Rarely has Albert Maier been so euphoric: "Now there's real joy. A great object," enthuses the expert when examining a bear sculpture. The three cute little animals were brought by Jacqueline Davenport from Essen. The 68-year-old has shrunk spatially and no longer has the necessary space for the impressive work of art made of solid bronze.
Maier praises the wonderful quality of the object. The execution is great overall. But that's not all. The 73-year-old can hardly be stopped in his enthusiasm: "Now, of course, comes the icing on the cake: a famous artist made it. Anton Büschelberger," he explains. The sculpture dates from between 1890 and 1900, is even signed and has a foundry stamp. Maier describes the condition as "perfect".

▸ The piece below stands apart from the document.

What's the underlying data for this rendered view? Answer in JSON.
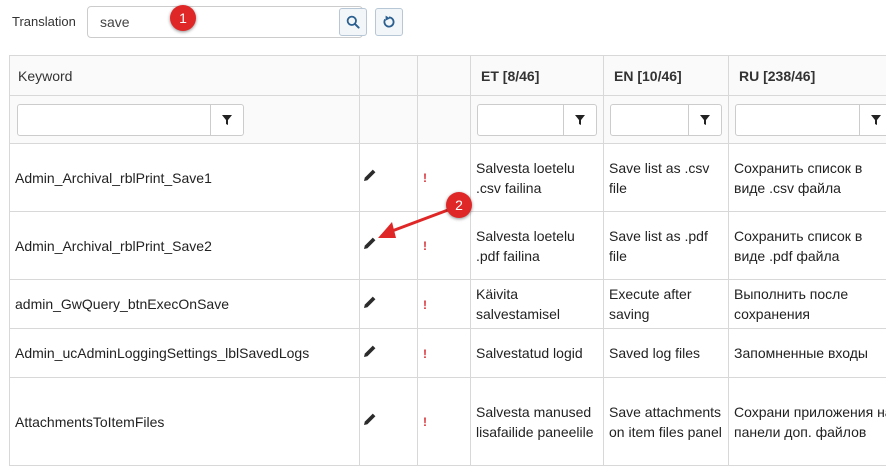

But when he hears the customer's desired price, the mood darkens for a moment: Davenport would like 700 euros. "700 is not possible," the art expert blurts out. After a brief moment of silence, he resolves the tension: he estimates the value of the sculpture at 2,000 to 2,500 euros.
But Jacqueline Davenport is not going to New York or Paris, but to the dealership in Pulheim. The bear plastic is also well received there. "It puts you in a good mood," says Waldi happily. "I have a zoo room, they are really good there."
But the bids come from others: Thorsden Schlößner starts with 600 euros. Together with Christian Vechtel, he increases the price in 50 euro increments up to 1500 euros. Wolfgang Pauritsch joins in and bids 1600 - the Austrian has outdone all other competitors. "I promise you, they'll get a great seat," he says in the direction of Davenport. She is happy about the money. And about the fact that the plastic is in good hands.
Source: "Bares for Rares" in the ZDF media library